What is Religious Life?
Religious Life is a vocation in which members live in a community with a shared apostolate (or mission), charism (the particular expression of the community’s life, the community’s “culture”), and spirituality.
All religious profess the vows of poverty, chastity, and obedience (called the evangelical counsels) according to the example and recommendation of Jesus. These vows help the religious to dedicate themselves in love to God alone, and to free themselves for service to the Church. The apostolic exhortation of Pope Saint John Paul explains the purpose of each of the evangelical counsels:
“The chastity of celibates and virgins, as a manifestation of dedication to God with an undivided heart (cf. 1 Cor 7:32-34), is a reflection of the infinite love which links the three Divine Persons in the mysterious depths of the life of the Trinity, the love to which the Incarnate Word bears witness even to the point of giving his life, the love ‘poured into our hearts through the Holy Spirit’ (Rom 5:5), which evokes a response of total love for God and the brethren.
Poverty proclaims that God is man’s only real treasure. When poverty is lived according to the example of Christ who, ‘though he was rich … became poor’ (2 Cor 8:9), it becomes an expression of that total gift of self which the three Divine Persons make to one another. This gift overflows into creation and is fully revealed in the Incarnation of the Word and in his redemptive death.
Obedience, practiced in imitation of Christ, whose food was to do the Father’s will (cf. Jn 4:34), shows the liberating beauty of a dependence which is not servile but filial, marked by a deep sense of responsibility and animated by mutual trust, which is a reflection in history of the loving harmony between the three Divine Persons” (par 21).
Religious Life comes in many different forms. Some communities are active, meaning they have an apostolate among people to aid or assist them with physical or spiritual necessities (teaching, missionary work, care for the poor, etc.) Some are contemplative, meaning their primary apostolate is prayer for the Church and the world. Many communities mix aspects of both active and contemplative life.

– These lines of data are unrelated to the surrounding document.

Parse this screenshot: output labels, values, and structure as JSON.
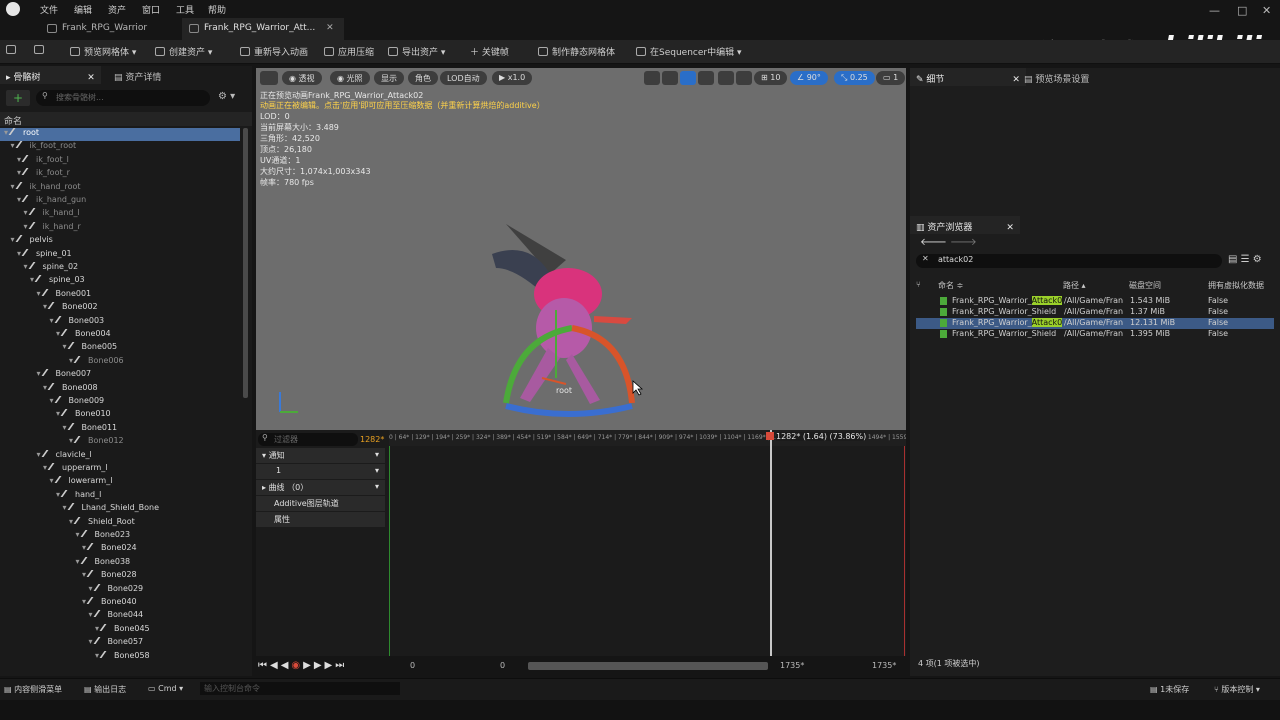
{
  "menubar": {
    "items": [
      "文件",
      "编辑",
      "资产",
      "窗口",
      "工具",
      "帮助"
    ]
  },
  "tabs": [
    {
      "label": "Frank_RPG_Warrior"
    },
    {
      "label": "Frank_RPG_Warrior_Att..."
    }
  ],
  "watermark": {
    "text": "乔治·周士诚",
    "site": "bilibili"
  },
  "toolbar": {
    "preview_mesh": "预览网格体",
    "create_asset": "创建资产",
    "reimport": "重新导入动画",
    "apply_compression": "应用压缩",
    "export_asset": "导出资产",
    "keyframe": "关键帧",
    "make_static_mesh": "制作静态网格体",
    "edit_in_sequencer": "在Sequencer中编辑"
  },
  "left_panel": {
    "tabs": [
      "骨骼树",
      "资产详情"
    ],
    "search_placeholder": "搜索骨骼树...",
    "column": "命名"
  },
  "bones": [
    {
      "name": "root",
      "depth": 0,
      "selected": true
    },
    {
      "name": "ik_foot_root",
      "depth": 1,
      "virtual": true
    },
    {
      "name": "ik_foot_l",
      "depth": 2,
      "virtual": true
    },
    {
      "name": "ik_foot_r",
      "depth": 2,
      "virtual": true
    },
    {
      "name": "ik_hand_root",
      "depth": 1,
      "virtual": true
    },
    {
      "name": "ik_hand_gun",
      "depth": 2,
      "virtual": true
    },
    {
      "name": "ik_hand_l",
      "depth": 3,
      "virtual": true
    },
    {
      "name": "ik_hand_r",
      "depth": 3,
      "virtual": true
    },
    {
      "name": "pelvis",
      "depth": 1
    },
    {
      "name": "spine_01",
      "depth": 2
    },
    {
      "name": "spine_02",
      "depth": 3
    },
    {
      "name": "spine_03",
      "depth": 4
    },
    {
      "name": "Bone001",
      "depth": 5
    },
    {
      "name": "Bone002",
      "depth": 6
    },
    {
      "name": "Bone003",
      "depth": 7
    },
    {
      "name": "Bone004",
      "depth": 8
    },
    {
      "name": "Bone005",
      "depth": 9
    },
    {
      "name": "Bone006",
      "depth": 10,
      "virtual": true
    },
    {
      "name": "Bone007",
      "depth": 5
    },
    {
      "name": "Bone008",
      "depth": 6
    },
    {
      "name": "Bone009",
      "depth": 7
    },
    {
      "name": "Bone010",
      "depth": 8
    },
    {
      "name": "Bone011",
      "depth": 9
    },
    {
      "name": "Bone012",
      "depth": 10,
      "virtual": true
    },
    {
      "name": "clavicle_l",
      "depth": 5
    },
    {
      "name": "upperarm_l",
      "depth": 6
    },
    {
      "name": "lowerarm_l",
      "depth": 7
    },
    {
      "name": "hand_l",
      "depth": 8
    },
    {
      "name": "Lhand_Shield_Bone",
      "depth": 9
    },
    {
      "name": "Shield_Root",
      "depth": 10
    },
    {
      "name": "Bone023",
      "depth": 11
    },
    {
      "name": "Bone024",
      "depth": 12
    },
    {
      "name": "Bone038",
      "depth": 11
    },
    {
      "name": "Bone028",
      "depth": 12
    },
    {
      "name": "Bone029",
      "depth": 13
    },
    {
      "name": "Bone040",
      "depth": 12
    },
    {
      "name": "Bone044",
      "depth": 13
    },
    {
      "name": "Bone045",
      "depth": 14
    },
    {
      "name": "Bone057",
      "depth": 13
    },
    {
      "name": "Bone058",
      "depth": 14
    }
  ],
  "viewport": {
    "buttons": [
      "透视",
      "光照",
      "显示",
      "角色",
      "LOD自动",
      "x1.0"
    ],
    "icon_values": [
      "10",
      "90°",
      "0.25",
      "1"
    ],
    "info_lines": [
      {
        "text": "正在预览动画Frank_RPG_Warrior_Attack02",
        "color": "white"
      },
      {
        "text": "动画正在被编辑。点击'应用'即可应用至压缩数据（并重新计算烘焙的additive）",
        "color": "yellow"
      },
      {
        "text": "LOD：0",
        "color": "white"
      },
      {
        "text": "当前屏幕大小：3.489",
        "color": "white"
      },
      {
        "text": "三角形：42,520",
        "color": "white"
      },
      {
        "text": "顶点：26,180",
        "color": "white"
      },
      {
        "text": "UV通道：1",
        "color": "white"
      },
      {
        "text": "大约尺寸：1,074x1,003x343",
        "color": "white"
      },
      {
        "text": "帧率：780 fps",
        "color": "white"
      }
    ],
    "root_label": "root"
  },
  "sequencer": {
    "filter_placeholder": "过滤器",
    "current_frame": "1282*",
    "playhead_label": "1282* (1.64) (73.86%)",
    "tracks": [
      "通知",
      "1",
      "曲线 （0）",
      "Additive图层轨道",
      "属性"
    ],
    "ruler": "0 | 64* | 129* | 194* | 259* | 324* | 389* | 454* | 519* | 584* | 649* | 714* | 779* | 844* | 909* | 974* | 1039* | 1104* | 1169* | 1234* | 1299* | 1364* | 1429* | 1494* | 1559* | 1624* | 168",
    "range_start": "0",
    "range_start2": "0",
    "range_end": "1735*",
    "range_end2": "1735*"
  },
  "right_panel": {
    "tabs": [
      "细节",
      "预览场景设置"
    ]
  },
  "content_browser": {
    "tab": "资产浏览器",
    "search": "attack02",
    "columns": [
      "命名",
      "路径",
      "磁盘空间",
      "拥有虚拟化数据"
    ],
    "rows": [
      {
        "name_prefix": "Frank_RPG_Warrior_",
        "name_hl": "Attack0",
        "path": "/All/Game/Fran",
        "size": "1.543 MiB",
        "virt": "False",
        "selected": false
      },
      {
        "name_prefix": "Frank_RPG_Warrior_Shield",
        "name_hl": "",
        "path": "/All/Game/Fran",
        "size": "1.37 MiB",
        "virt": "False",
        "selected": false
      },
      {
        "name_prefix": "Frank_RPG_Warrior_",
        "name_hl": "Attack0",
        "path": "/All/Game/Fran",
        "size": "12.131 MiB",
        "virt": "False",
        "selected": true
      },
      {
        "name_prefix": "Frank_RPG_Warrior_Shield",
        "name_hl": "",
        "path": "/All/Game/Fran",
        "size": "1.395 MiB",
        "virt": "False",
        "selected": false
      }
    ],
    "footer": "4 项(1 项被选中)"
  },
  "statusbar": {
    "content_drawer": "内容侧滑菜单",
    "output_log": "输出日志",
    "cmd": "Cmd",
    "console_placeholder": "输入控制台命令",
    "unsaved": "1未保存",
    "source_control": "版本控制"
  }
}
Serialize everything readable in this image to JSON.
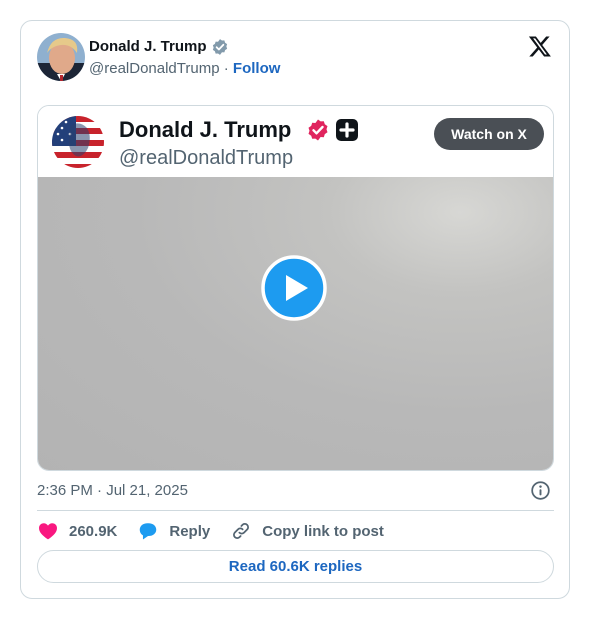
{
  "author": {
    "name": "Donald J. Trump",
    "handle": "@realDonaldTrump",
    "separator": "·",
    "follow_label": "Follow",
    "verified_icon": "verified-badge-icon"
  },
  "header_logo": "x-logo-icon",
  "media": {
    "name": "Donald J. Trump",
    "handle": "@realDonaldTrump",
    "watch_label": "Watch on X",
    "play_icon": "play-icon"
  },
  "meta": {
    "timestamp": "2:36 PM · Jul 21, 2025"
  },
  "actions": {
    "likes": "260.9K",
    "reply_label": "Reply",
    "copy_label": "Copy link to post"
  },
  "read_replies_label": "Read 60.6K replies",
  "colors": {
    "link": "#1d67c0",
    "like_heart": "#f91880",
    "reply_bubble": "#1d9bf0",
    "verified_gray": "#829aab",
    "verified_red": "#e0245e",
    "border": "#cfd9de",
    "muted_text": "#536471"
  }
}
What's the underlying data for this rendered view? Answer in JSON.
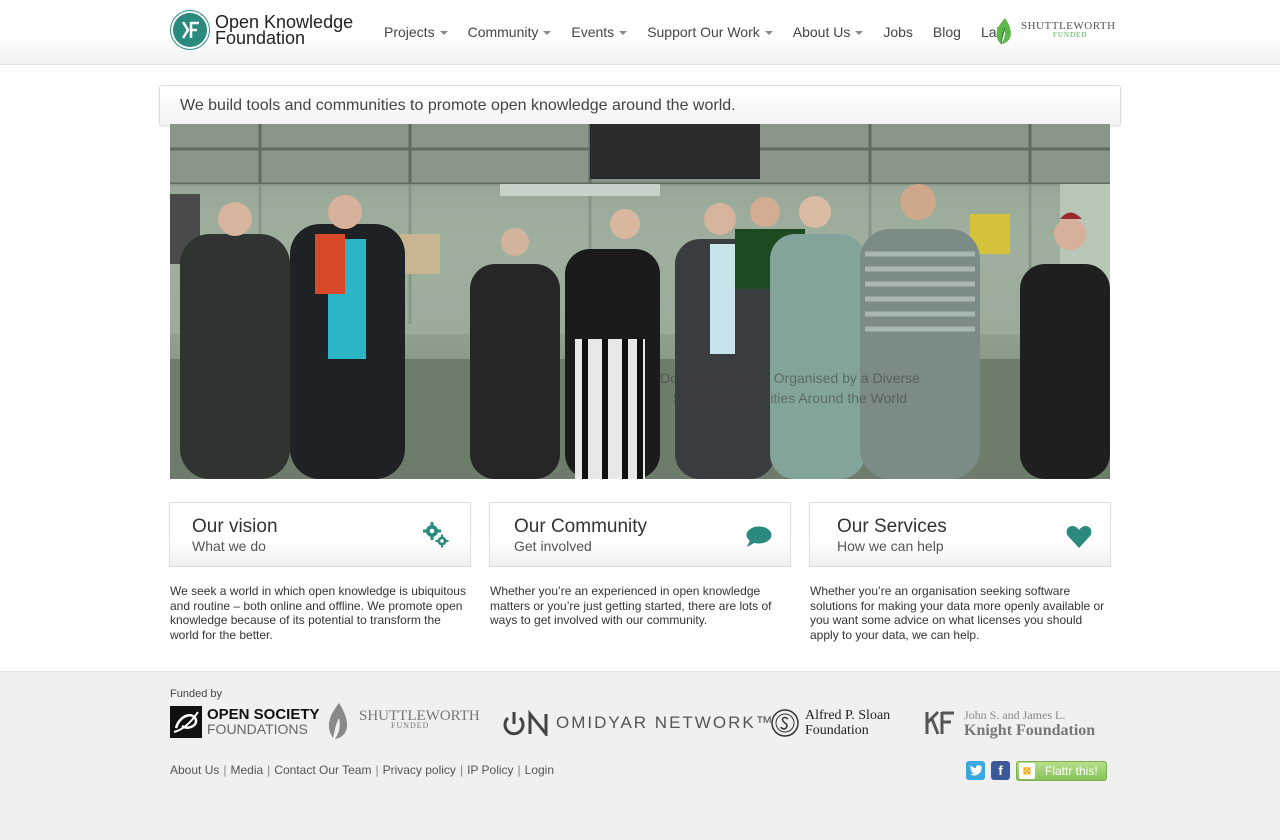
{
  "header": {
    "logo_line1": "Open Knowledge",
    "logo_line2": "Foundation",
    "nav": [
      {
        "label": "Projects",
        "dropdown": true
      },
      {
        "label": "Community",
        "dropdown": true
      },
      {
        "label": "Events",
        "dropdown": true
      },
      {
        "label": "Support Our Work",
        "dropdown": true
      },
      {
        "label": "About Us",
        "dropdown": true
      },
      {
        "label": "Jobs",
        "dropdown": false
      },
      {
        "label": "Blog",
        "dropdown": false
      },
      {
        "label": "Labs",
        "dropdown": false
      }
    ],
    "shuttleworth_name": "SHUTTLEWORTH",
    "shuttleworth_funded": "FUNDED"
  },
  "tagline": "We build tools and communities to promote open knowledge around the world.",
  "hero": {
    "caption_line1": "Dozens of Events Organised by a Diverse",
    "caption_line2": "Set of Communities Around the World"
  },
  "boxes": [
    {
      "title": "Our vision",
      "subtitle": "What we do",
      "icon": "gears-icon",
      "text": "We seek a world in which open knowledge is ubiquitous and routine – both online and offline. We promote open knowledge because of its potential to transform the world for the better."
    },
    {
      "title": "Our Community",
      "subtitle": "Get involved",
      "icon": "speech-bubble-icon",
      "text": "Whether you’re an experienced in open knowledge matters or you’re just getting started, there are lots of ways to get involved with our community."
    },
    {
      "title": "Our Services",
      "subtitle": "How we can help",
      "icon": "heart-icon",
      "text": "Whether you’re an organisation seeking software solutions for making your data more openly available or you want some advice on what licenses you should apply to your data, we can help."
    }
  ],
  "footer": {
    "funded_by": "Funded by",
    "funders": {
      "osf_line1": "OPEN SOCIETY",
      "osf_line2": "FOUNDATIONS",
      "sw_line1": "SHUTTLEWORTH",
      "sw_line2": "FUNDED",
      "omidyar": "OMIDYAR NETWORK™",
      "sloan_line1": "Alfred P. Sloan",
      "sloan_line2": "Foundation",
      "knight_line1": "John S. and James L.",
      "knight_line2": "Knight Foundation"
    },
    "links": [
      "About Us",
      "Media",
      "Contact Our Team",
      "Privacy policy",
      "IP Policy",
      "Login"
    ],
    "flattr": "Flattr this!"
  },
  "colors": {
    "accent": "#2b8a7e",
    "footer_bg": "#f0f0f0",
    "twitter": "#3aa7e0",
    "facebook": "#3b5998",
    "flattr": "#87c15b"
  }
}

The lives of religious are full and richly rewarding, though this may seem contradictory to a worldy understanding of what makes people happy. While religious do not have their own spouses and children, they take the whole Church as their families, and are free to be present in all lives in a unique way. While they do not collect many possessions, they possess true joy and purity of heart, and have more than material possessions can give with the love of God. And while they have bound themselves in obedience, the freedom of trusting entirely in Divine Providence obedience brings allows profound peace and happiness.